As a retired nurse, who knew the where the bodies were buried, literally and metaphorically, in the Regional Hospital in Galway (she was in charge on the night in 1958 when the Dutch airplane crashed off Galway Bay), Mam was never phased by whipper-snapper medics, especially newbies who didn’t know her form and were daft enough to attempt to be condescending to a 'little old dear'. Over the twenty-five years she was in and out of there and the Galway Clinic, minding my father like a lioness, I saw professors and consultants scurrying towards, and away, from her. This small, mild-mannered, modest, elegant, ladylike woman, who wouldn’t usually say boo to a goose, gave no quarter when it came to looking after those she loved. If she’d been raised in the deep south of the United States, she would have been the epitome of what they like to call a Steel Magnolia.
Towards the end, the balance tipped in my direction, angling slightly away from our three children, whom I’d always quietly thought she over-indulged but had the wit to keep my mouth shut. It moved from “You-and-your-books-did-you-give-those-poor- children-anything-to-eat-at-all-today?” to telling the boys to “Take-your-hands-out-of-your-pockets-and-give-your-mother-five-minutes-peace for goodness-sake”. They were startled at that turn of events but I found it uproarious. Everything comes full circle.

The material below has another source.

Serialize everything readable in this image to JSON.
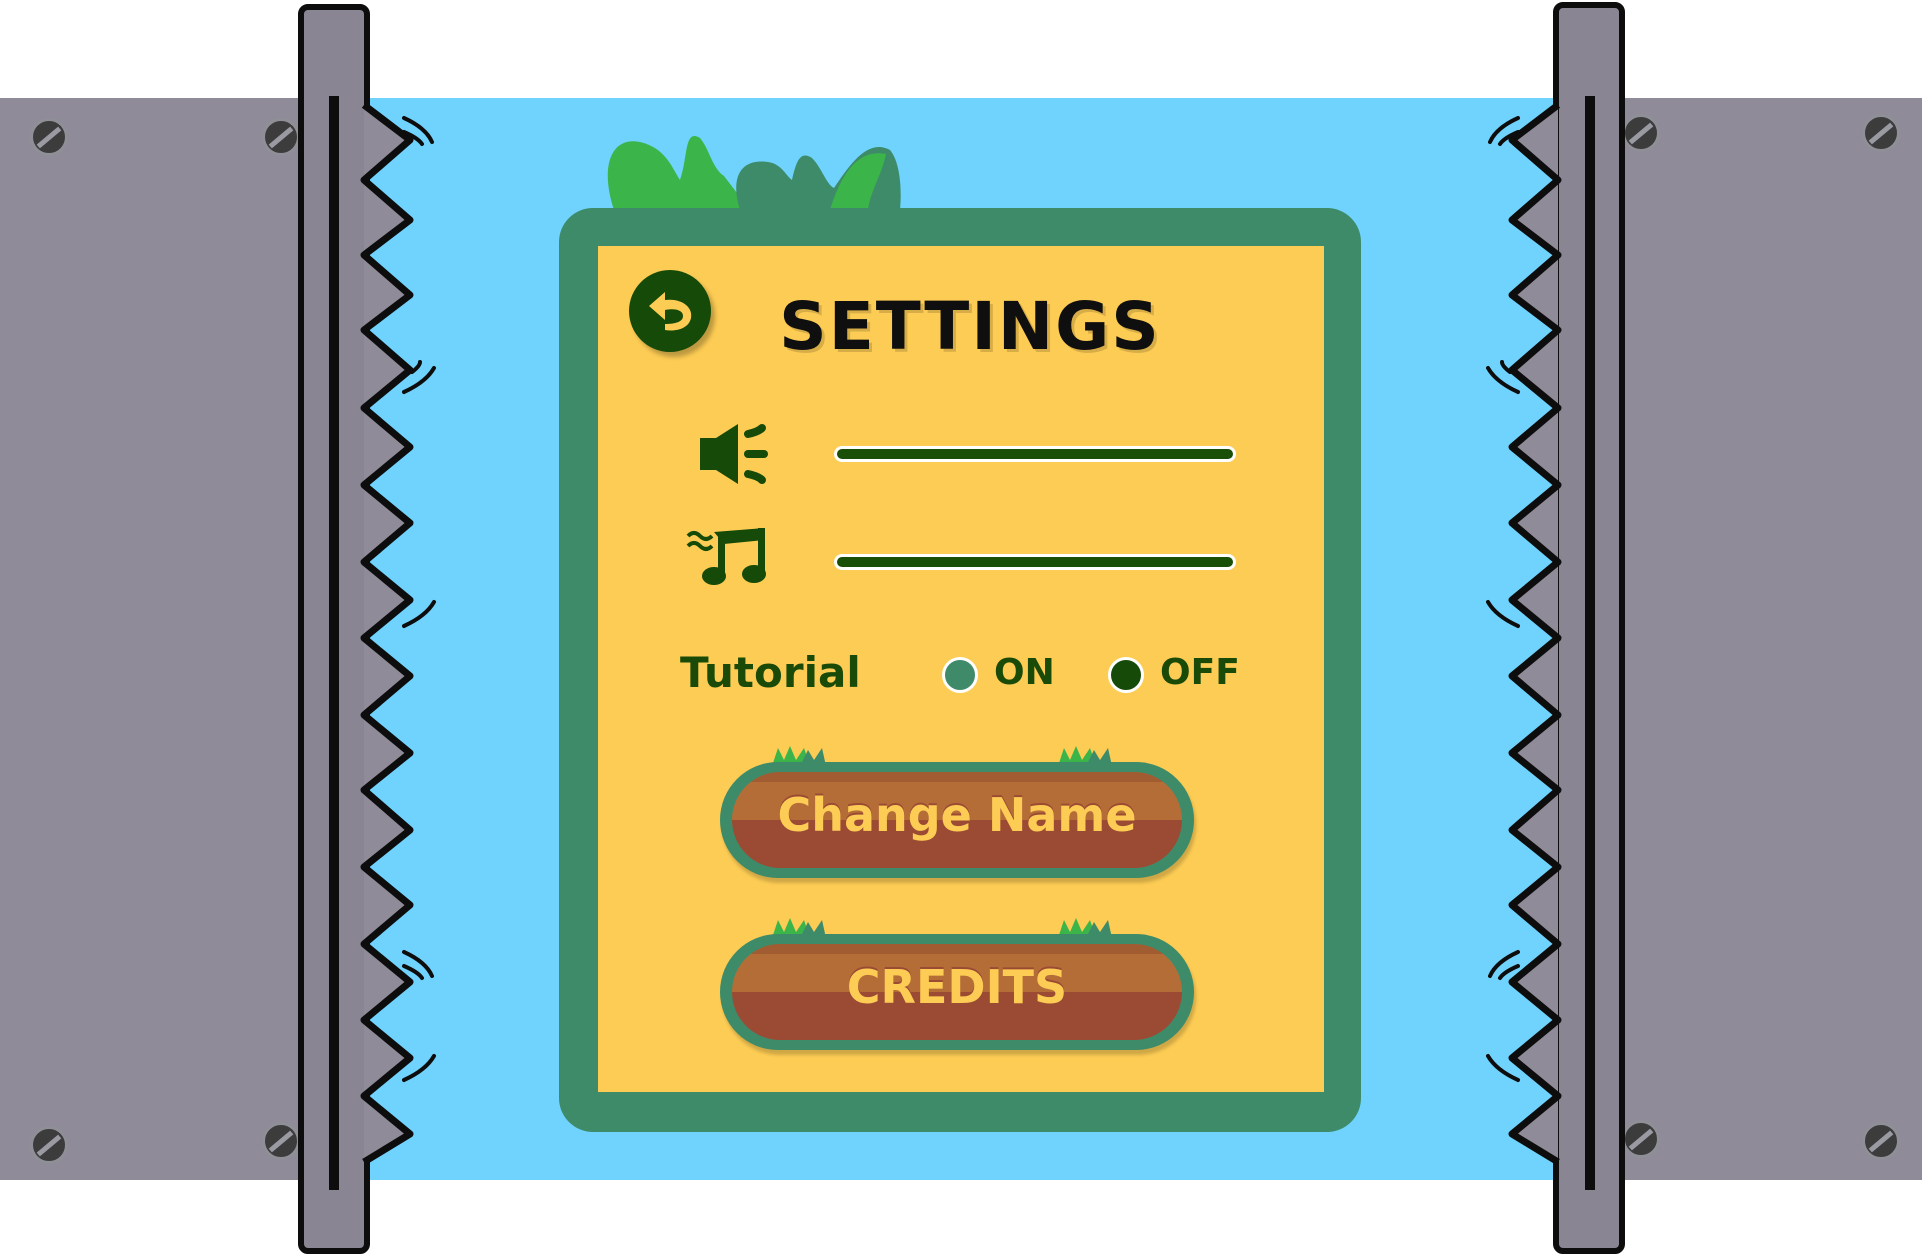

Mam and myself walked a happy road together for thirty years, from when I stopped being a stroppy moody teen to the last time I tried to giver her her morphine a few hours before she died on that Halloween Saturday evening. She couldn’t swallow it. It dribbled out at the side of her mouth in a rusty trickle and dripped down onto her left shoulder, staining the pink pyjamas I still haven’t washed six months later. As she tried her best to get it down, I saw the soggy remnants of the orange tablet (diuretic) on her tongue that I thought she’d taken that morning. The game was up. All of the stories she’d told me about the canny oldies she’d nursed herself over the years, and how they’d pulled the same trick to avoid swallowing their own meds as death crept closer came back in a tsunami of memory and made my knees buckle. That really happens. Knees buckle.

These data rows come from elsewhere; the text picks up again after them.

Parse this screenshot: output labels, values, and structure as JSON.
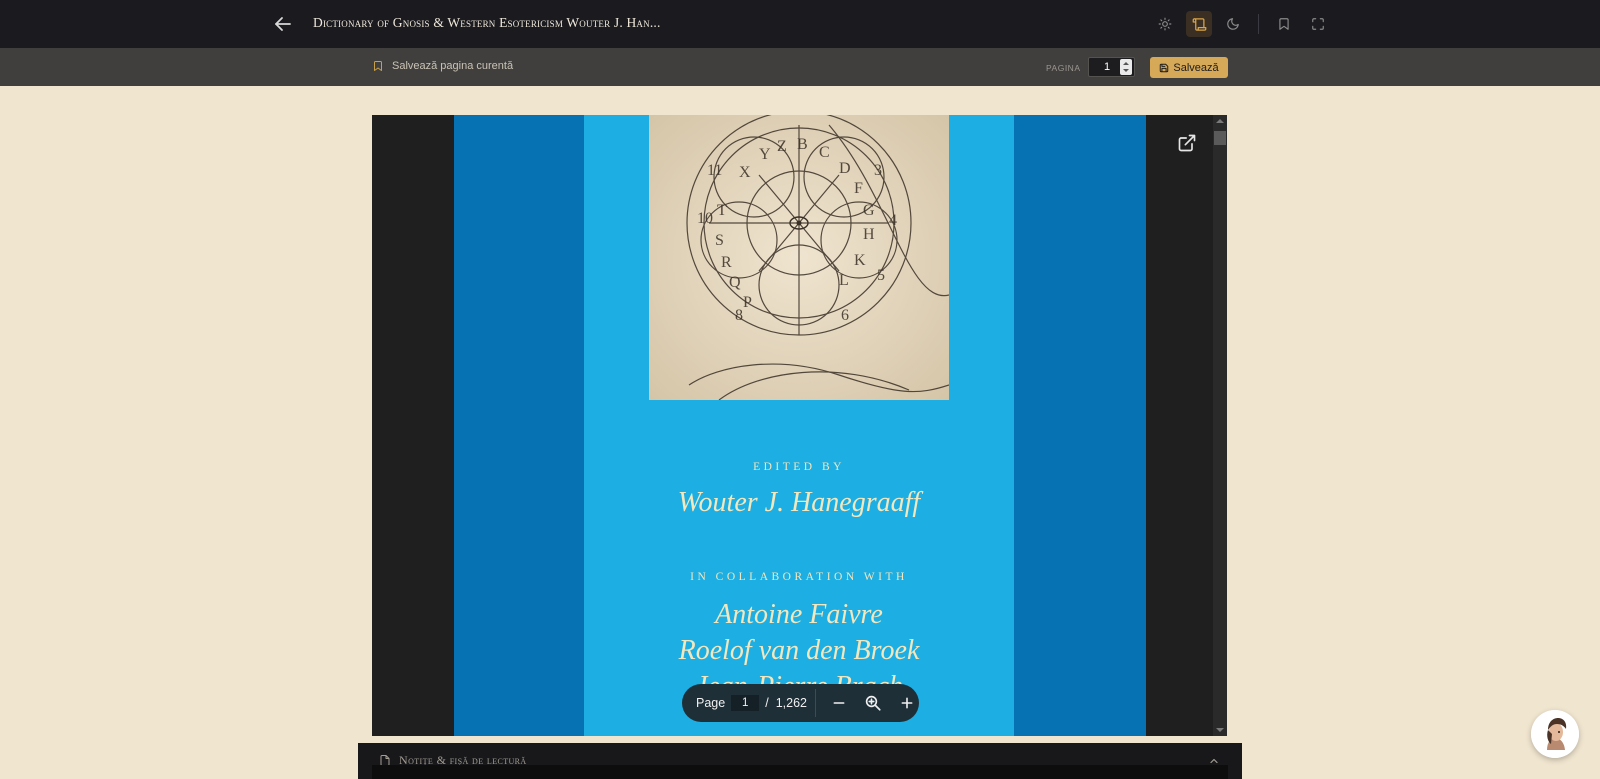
{
  "header": {
    "title": "Dictionary of Gnosis & Western Esotericism Wouter J. Han..."
  },
  "subbar": {
    "save_current_label": "Salvează pagina curentă",
    "page_label": "PAGINA",
    "page_value": "1",
    "save_label": "Salvează"
  },
  "cover": {
    "edited_by": "EDITED BY",
    "editor": "Wouter J. Hanegraaff",
    "collaboration": "IN COLLABORATION WITH",
    "collaborators": [
      "Antoine Faivre",
      "Roelof van den Broek",
      "Jean-Pierre Brach"
    ]
  },
  "pdf_toolbar": {
    "page_label": "Page",
    "current_page": "1",
    "separator": "/",
    "total_pages": "1,262"
  },
  "notes": {
    "title": "Notițe & fișă de lectură"
  },
  "colors": {
    "accent": "#d6a959",
    "topbar": "#1a1a1f",
    "background": "#f0e5cf",
    "cover_outer": "#0672b3",
    "cover_inner": "#1daee4"
  }
}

When the first copy of Caherlistrane arrived into our house, shortly before she died, Mam got out of bed for the first time in days. She put on her newest clothes, a beautiful red suit that my sister had just bought her, piled on the lipstick (mad red too, “like a letterbox”, as she used to say), and sat posing for a photo. Patiently. And that told its own tale too. Mam, you see, hated having her picture taken. She could never sit still for one, twitching and threatening to bin them. And yet here she was. Sitting. Smiling. Posing. Dying. Holding the book. My book. Knowingly. She didn’t have to say: “I made it, I held on for the book. I told you I would.” Knees buckled then too.
Writing Caherlistrane created an arch that spanned a wedge of time under which we buried a tiny little baby boy, then my father and now my mother. But the beauty of it is that all three live on forever. I don’t know where they are now, I haven’t a clue, but I feel the three of them dancing in between every page and every line. They’re there all the time and mostly they are dancing in between the spaces where there is simply nothing at all.